What needs to be done — Below are records; copy every line among them that contains the word "building".

**** Data records

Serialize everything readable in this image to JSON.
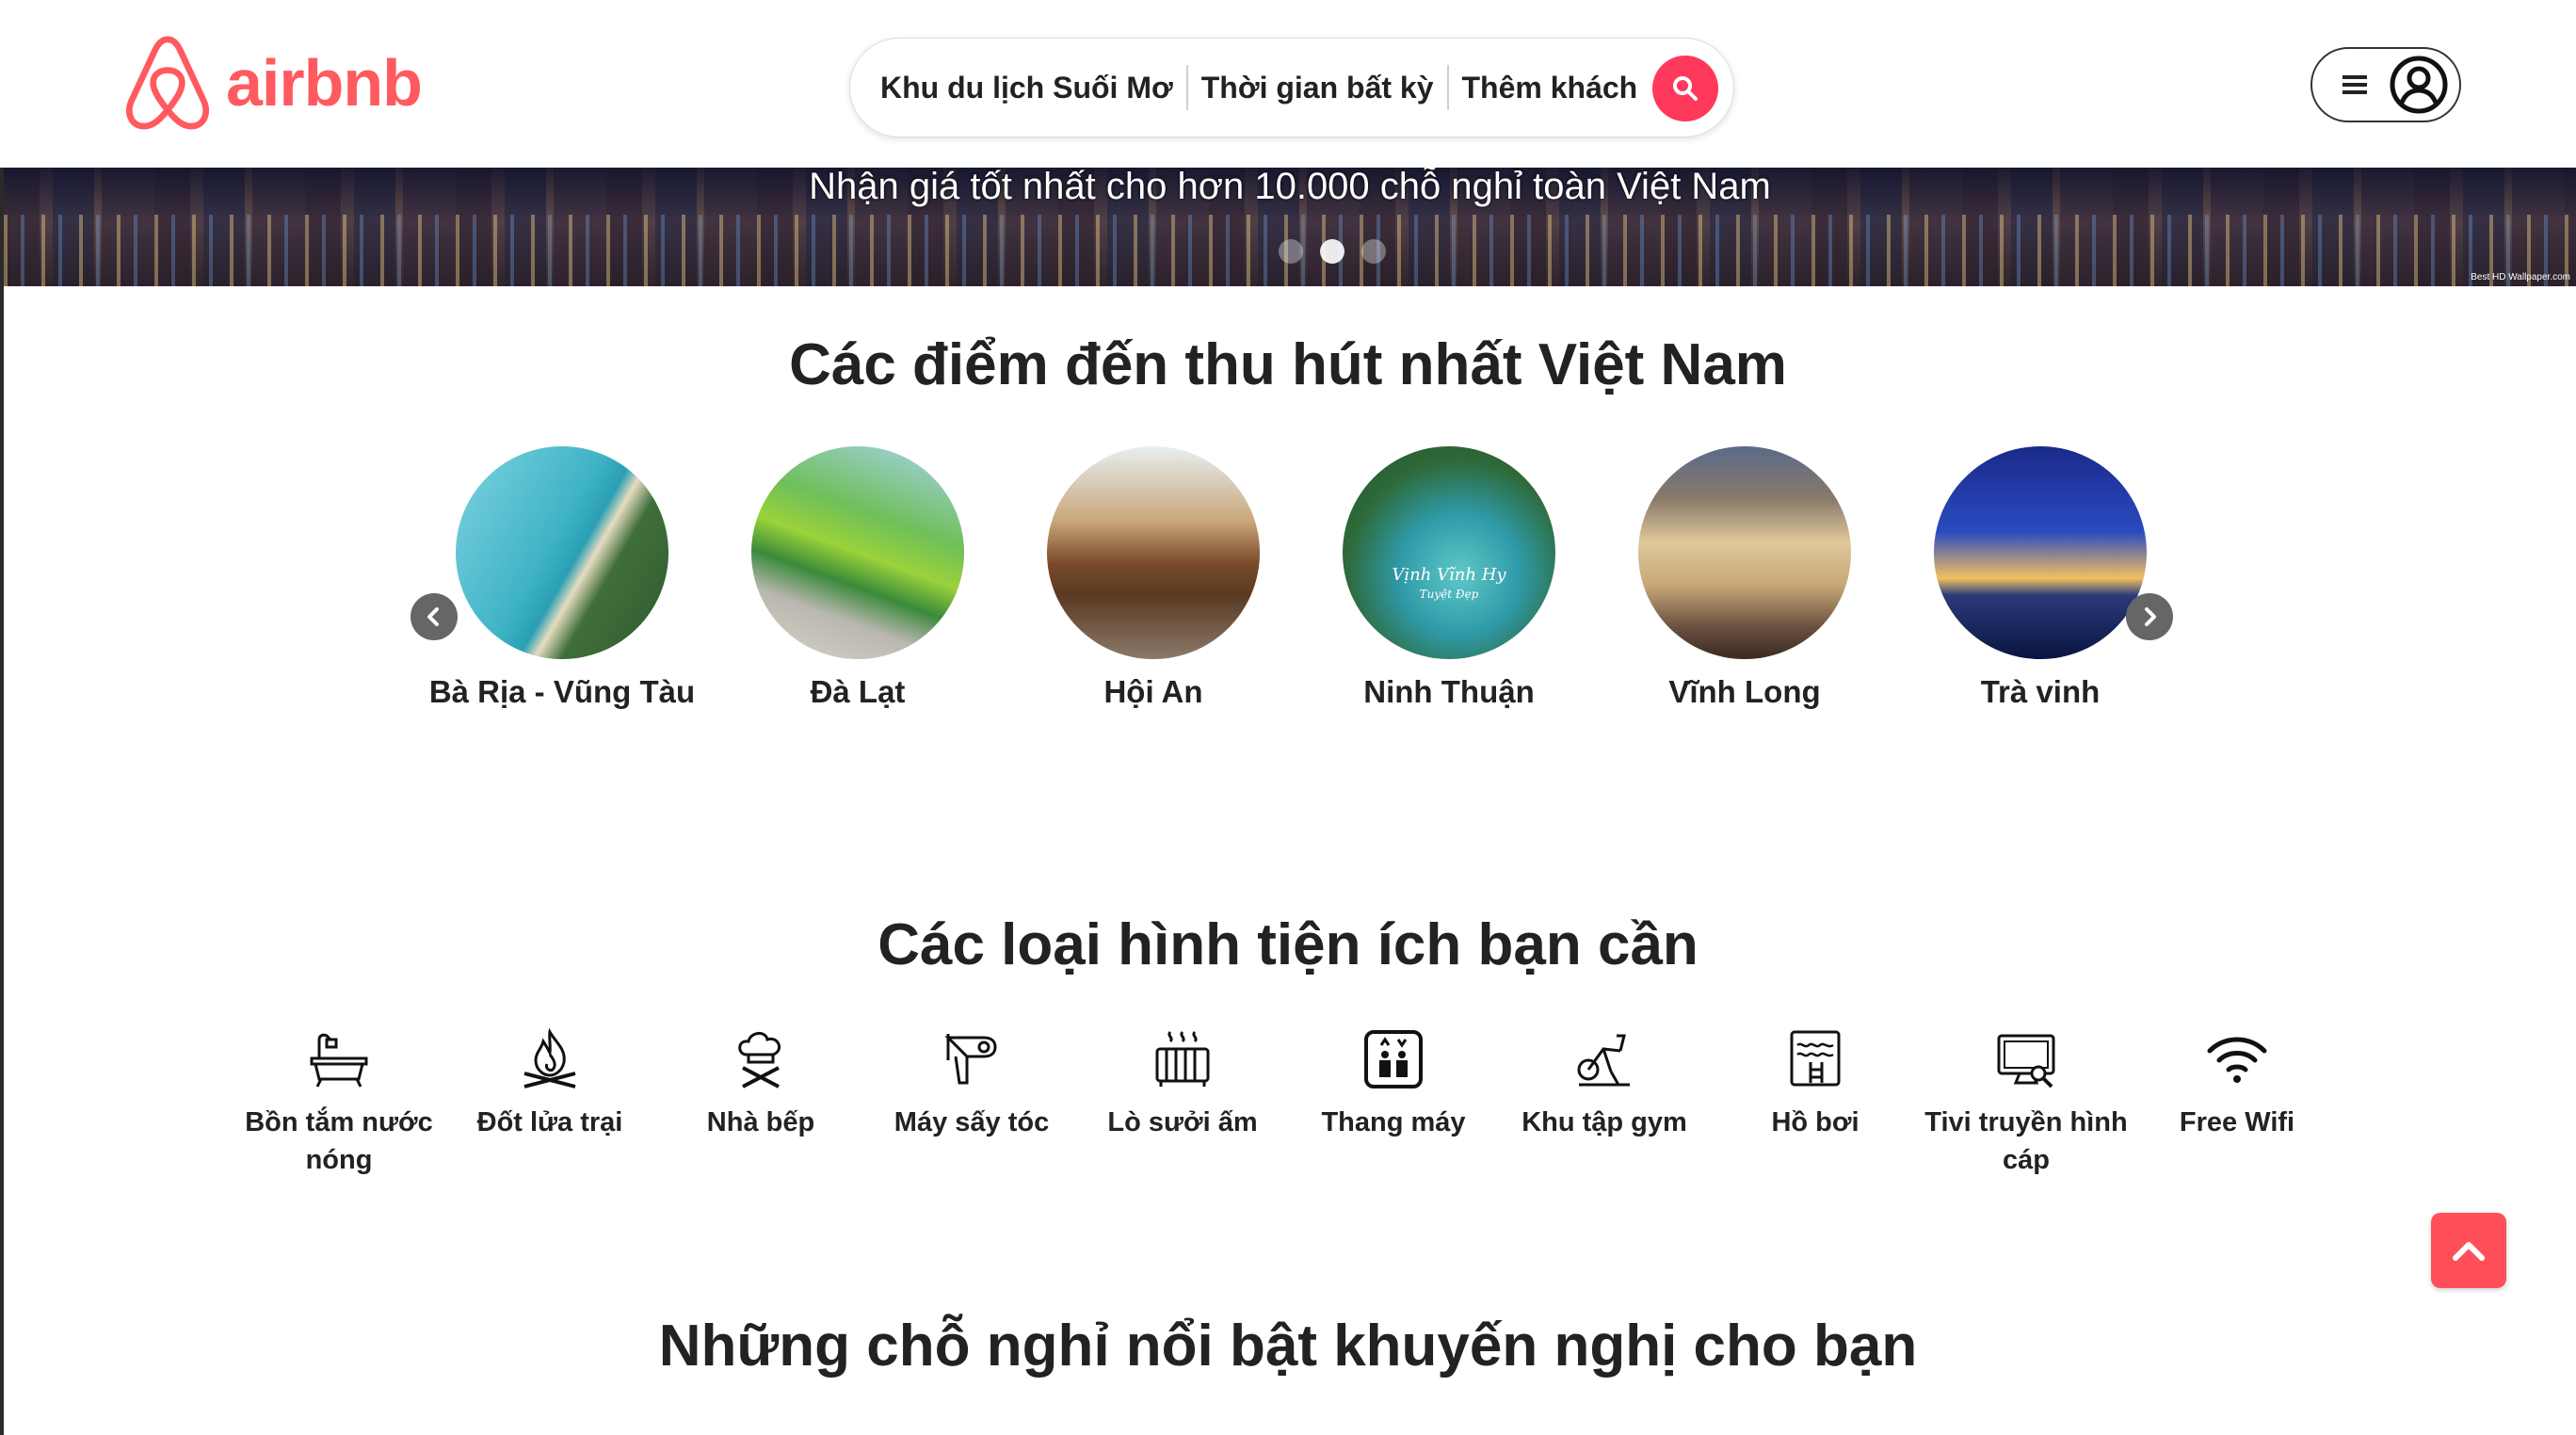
{
  "brand": {
    "name": "airbnb",
    "color": "#ff5a5f"
  },
  "search": {
    "location": "Khu du lịch Suối Mơ",
    "time": "Thời gian bất kỳ",
    "guests": "Thêm khách",
    "button_color": "#ff385c"
  },
  "banner": {
    "text": "Nhận giá tốt nhất cho hơn 10.000 chỗ nghỉ toàn Việt Nam",
    "credit": "Best HD Wallpaper.com",
    "slides": 3,
    "active_slide": 1
  },
  "destinations": {
    "title": "Các điểm đến thu hút nhất Việt Nam",
    "items": [
      {
        "name": "Bà Rịa - Vũng Tàu",
        "image": "beach-coastline"
      },
      {
        "name": "Đà Lạt",
        "image": "flower-building"
      },
      {
        "name": "Hội An",
        "image": "covered-bridge"
      },
      {
        "name": "Ninh Thuận",
        "image": "bay-islands",
        "image_caption": "Vịnh Vĩnh Hy",
        "image_subcaption": "Tuyệt Đẹp"
      },
      {
        "name": "Vĩnh Long",
        "image": "hotel-building"
      },
      {
        "name": "Trà vinh",
        "image": "bridge-night"
      }
    ]
  },
  "amenities": {
    "title": "Các loại hình tiện ích bạn cần",
    "items": [
      {
        "label": "Bồn tắm nước nóng",
        "icon": "bathtub-icon"
      },
      {
        "label": "Đốt lửa trại",
        "icon": "campfire-icon"
      },
      {
        "label": "Nhà bếp",
        "icon": "chef-icon"
      },
      {
        "label": "Máy sấy tóc",
        "icon": "hair-dryer-icon"
      },
      {
        "label": "Lò sưởi ấm",
        "icon": "heater-icon"
      },
      {
        "label": "Thang máy",
        "icon": "elevator-icon"
      },
      {
        "label": "Khu tập gym",
        "icon": "exercise-bike-icon"
      },
      {
        "label": "Hồ bơi",
        "icon": "pool-icon"
      },
      {
        "label": "Tivi truyền hình cáp",
        "icon": "tv-icon"
      },
      {
        "label": "Free Wifi",
        "icon": "wifi-icon"
      }
    ]
  },
  "featured": {
    "title": "Những chỗ nghỉ nổi bật khuyến nghị cho bạn"
  },
  "accent_color": "#ff4f5a"
}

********

Answer to the exercise —
        "image": "flower-building"
        "image": "hotel-building"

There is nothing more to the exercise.